Heat metal makes metal extremely warm. Unattended, nonmagical metal gets no saving throw. Magical metal is allowed a saving throw against the spell. An item in a creature’s possession uses the creature’s saving throw bonus unless its own is higher.
A creature takes fire damage if its equipment is heated. It takes full damage if its armor is affected or if it is holding, touching, wearing, or carrying metal weighing one-fifth of its weight. The creature takes minimum damage (1 point or 2 points; see the table) if it’s not wearing metal armor and the metal that it’s carrying weighs less than one-fifth of its weight.

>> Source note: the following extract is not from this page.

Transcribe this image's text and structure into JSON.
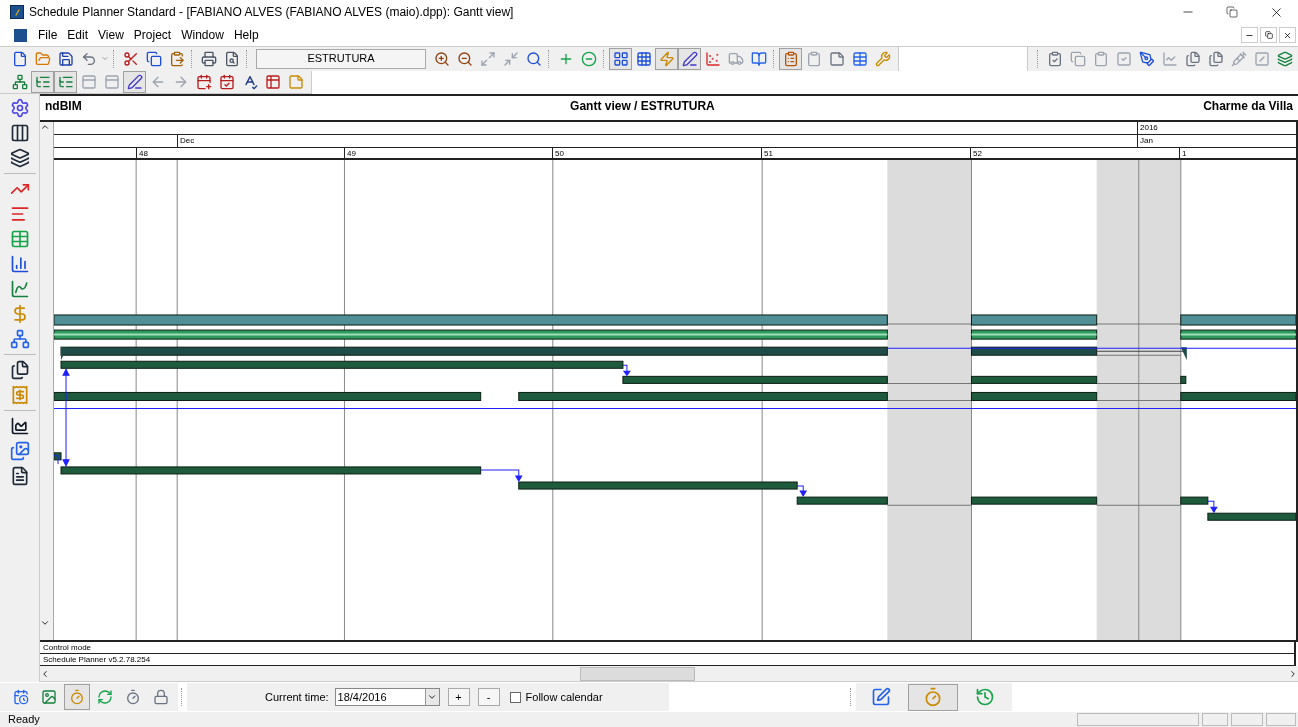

On the first round of the spell, the metal becomes warm and uncomfortable to touch but deals no damage. The same effect also occurs on the last round of the spell’s duration. During the second (and also the next-to-last) round, intense heat causes pain and damage. In the third, fourth, and fifth rounds, the metal is searing hot, causing more damage, as shown on the table below.
Any cold intense enough to damage the creature negates fire damage from the spell (and vice versa) on a point-for-point basis. If cast underwater, heat metal deals half damage and boils the surrounding water.
Heat metal counters and dispels chill metal.